Task objective. Your task is to give the number of lines below that contain "measurements". Give no other text.
###
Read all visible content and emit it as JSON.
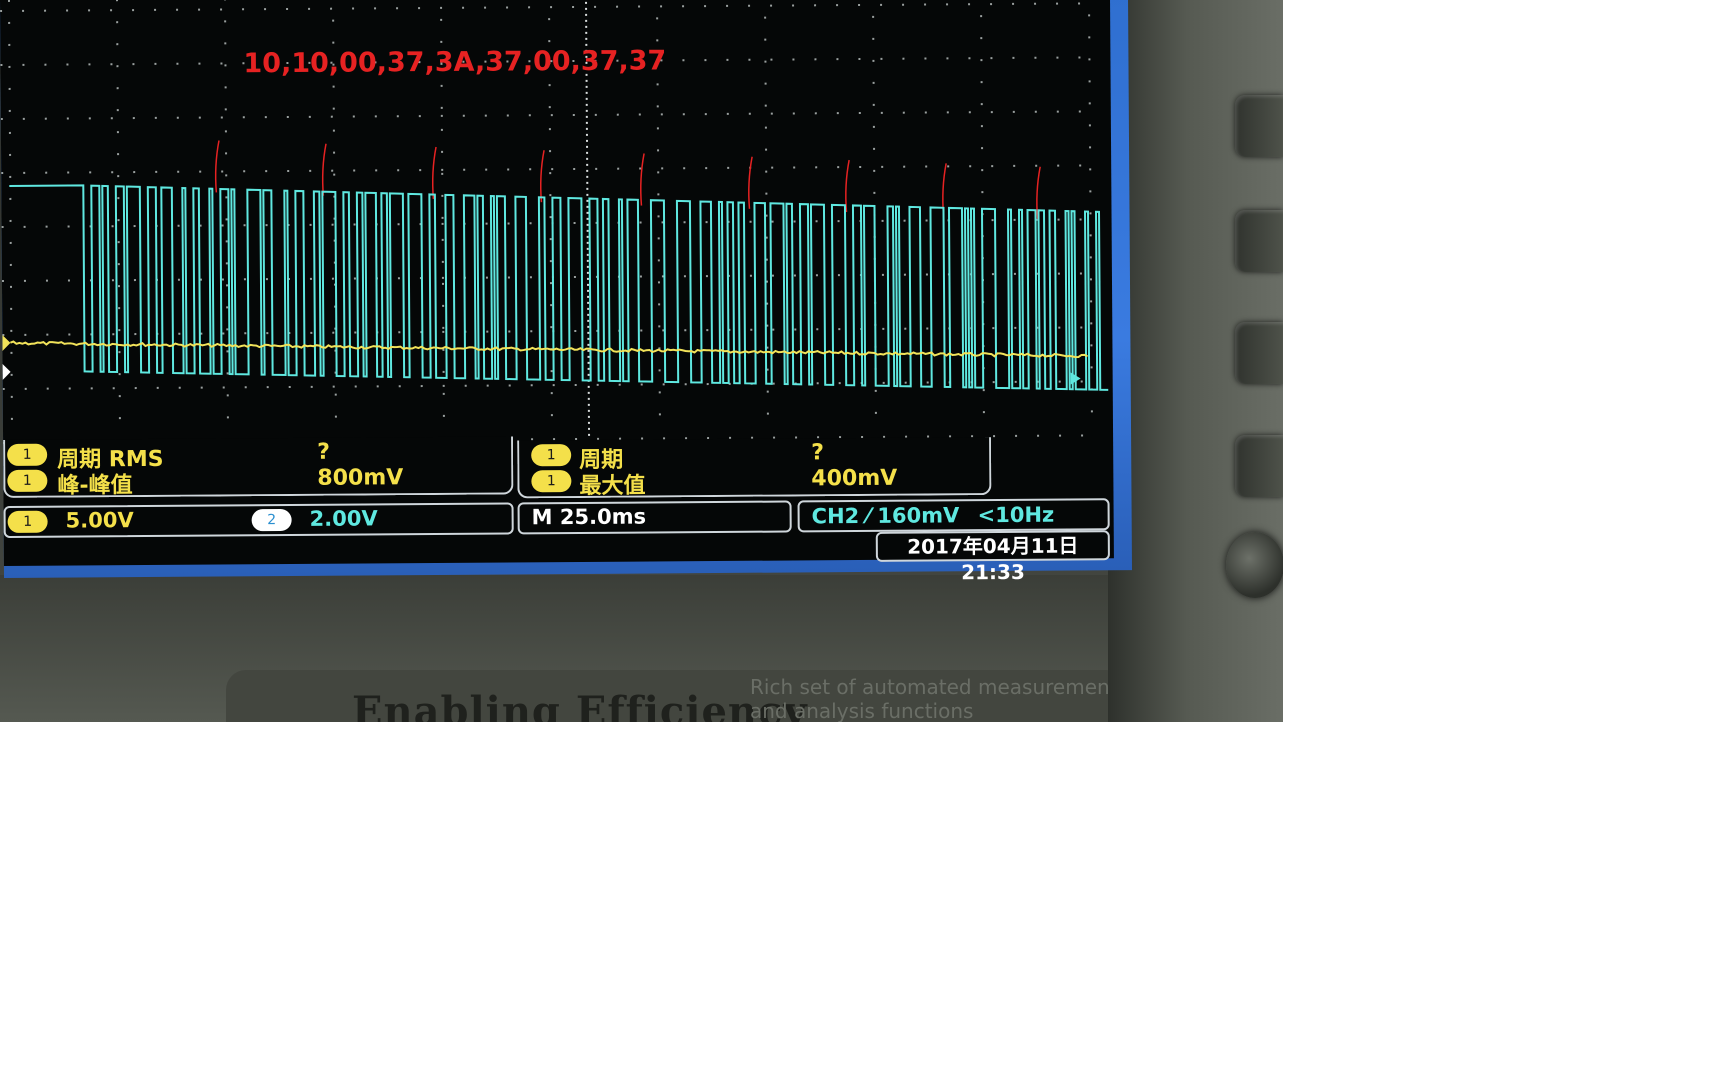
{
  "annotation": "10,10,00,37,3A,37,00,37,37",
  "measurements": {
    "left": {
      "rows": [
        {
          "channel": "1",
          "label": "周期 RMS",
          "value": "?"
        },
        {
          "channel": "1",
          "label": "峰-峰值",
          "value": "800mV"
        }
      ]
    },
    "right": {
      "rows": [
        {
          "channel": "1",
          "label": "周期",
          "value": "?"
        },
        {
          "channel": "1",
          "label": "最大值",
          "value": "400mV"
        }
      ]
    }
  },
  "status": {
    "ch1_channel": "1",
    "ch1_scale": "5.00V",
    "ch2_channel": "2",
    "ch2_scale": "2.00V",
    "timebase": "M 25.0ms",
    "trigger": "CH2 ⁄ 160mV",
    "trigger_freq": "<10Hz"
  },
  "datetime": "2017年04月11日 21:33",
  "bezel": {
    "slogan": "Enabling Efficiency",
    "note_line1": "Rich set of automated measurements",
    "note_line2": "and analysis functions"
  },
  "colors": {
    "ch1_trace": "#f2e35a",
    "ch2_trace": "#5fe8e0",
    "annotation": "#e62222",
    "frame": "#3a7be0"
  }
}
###
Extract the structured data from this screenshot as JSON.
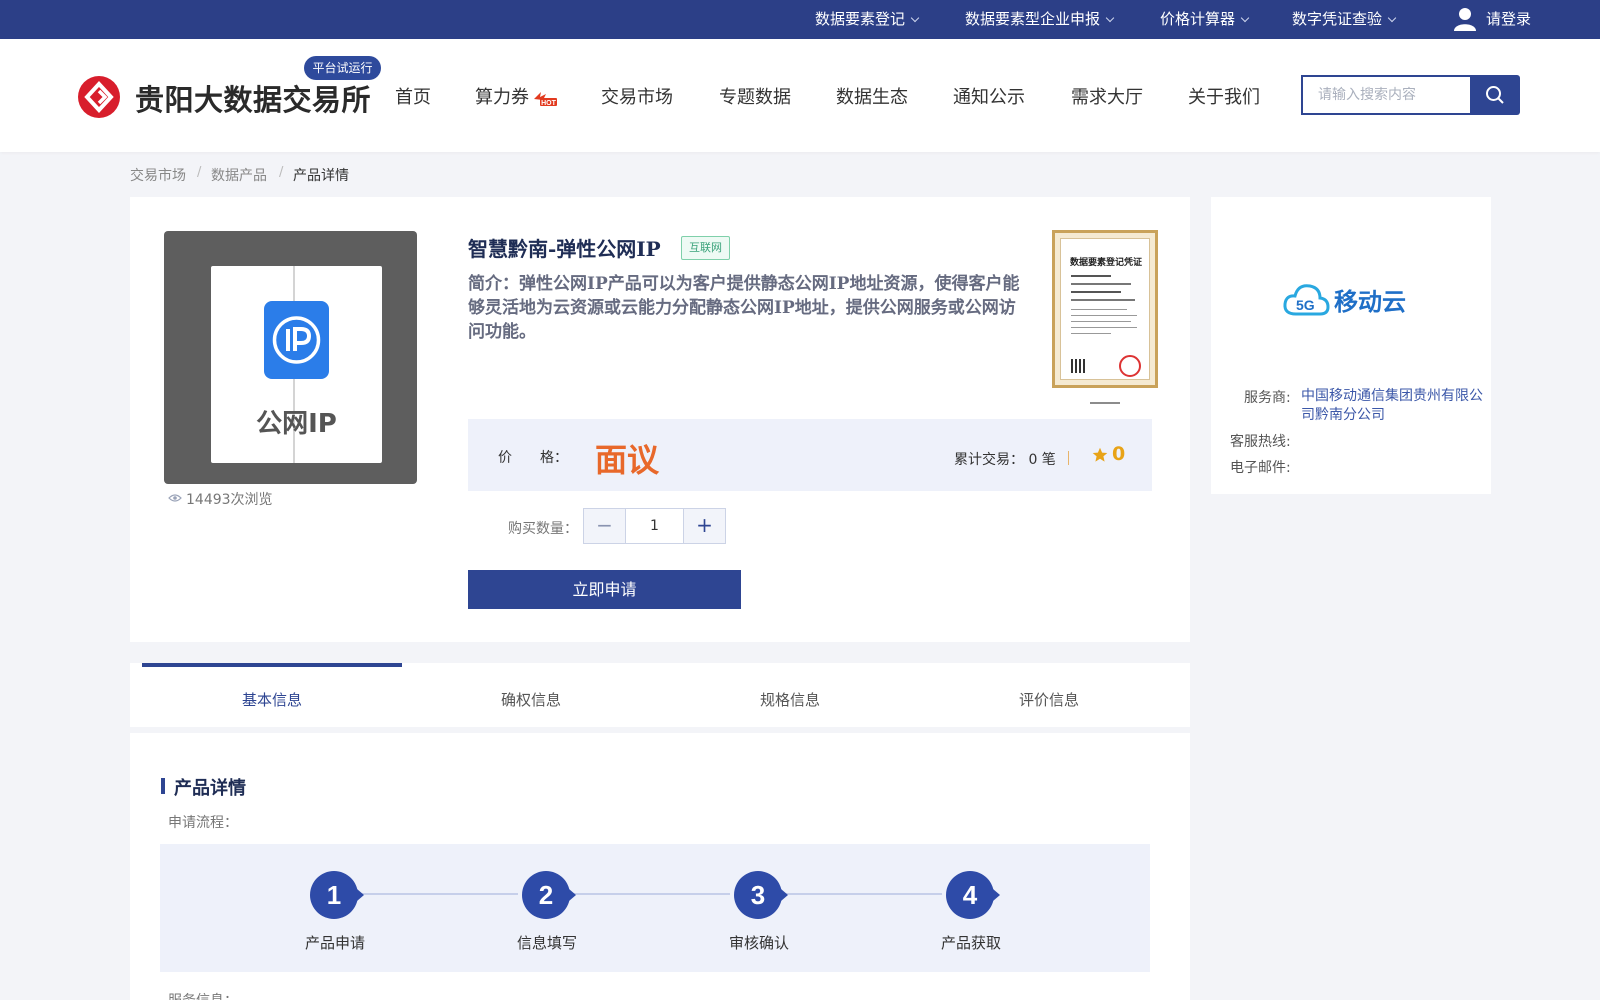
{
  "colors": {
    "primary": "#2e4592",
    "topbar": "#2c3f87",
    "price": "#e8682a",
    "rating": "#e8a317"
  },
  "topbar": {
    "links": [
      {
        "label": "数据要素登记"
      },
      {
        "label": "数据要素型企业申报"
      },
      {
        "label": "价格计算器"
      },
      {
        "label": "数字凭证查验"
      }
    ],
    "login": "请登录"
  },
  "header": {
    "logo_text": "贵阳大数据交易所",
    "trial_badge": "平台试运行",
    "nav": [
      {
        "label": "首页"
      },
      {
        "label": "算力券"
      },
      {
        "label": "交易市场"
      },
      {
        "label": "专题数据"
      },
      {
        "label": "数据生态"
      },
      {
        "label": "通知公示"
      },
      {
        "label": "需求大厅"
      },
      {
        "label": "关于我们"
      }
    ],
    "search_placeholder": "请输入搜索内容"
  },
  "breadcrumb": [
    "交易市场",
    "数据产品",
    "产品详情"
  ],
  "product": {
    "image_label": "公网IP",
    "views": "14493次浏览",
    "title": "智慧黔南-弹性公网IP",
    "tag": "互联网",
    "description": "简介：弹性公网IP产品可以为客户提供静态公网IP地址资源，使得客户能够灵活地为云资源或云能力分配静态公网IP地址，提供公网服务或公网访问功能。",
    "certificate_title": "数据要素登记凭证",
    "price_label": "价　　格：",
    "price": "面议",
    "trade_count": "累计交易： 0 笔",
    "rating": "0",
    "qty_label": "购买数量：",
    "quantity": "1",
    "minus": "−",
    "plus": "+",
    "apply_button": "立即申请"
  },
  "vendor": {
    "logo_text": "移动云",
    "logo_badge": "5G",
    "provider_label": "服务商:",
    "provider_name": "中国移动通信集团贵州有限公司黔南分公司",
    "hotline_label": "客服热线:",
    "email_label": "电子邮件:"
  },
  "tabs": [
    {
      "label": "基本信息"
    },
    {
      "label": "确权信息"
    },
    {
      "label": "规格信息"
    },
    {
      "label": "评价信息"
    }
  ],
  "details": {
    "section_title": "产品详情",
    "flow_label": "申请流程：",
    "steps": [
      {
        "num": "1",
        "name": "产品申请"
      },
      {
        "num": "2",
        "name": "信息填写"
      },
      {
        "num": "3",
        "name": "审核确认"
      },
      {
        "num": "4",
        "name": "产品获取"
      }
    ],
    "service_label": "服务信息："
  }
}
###
Task solution. 2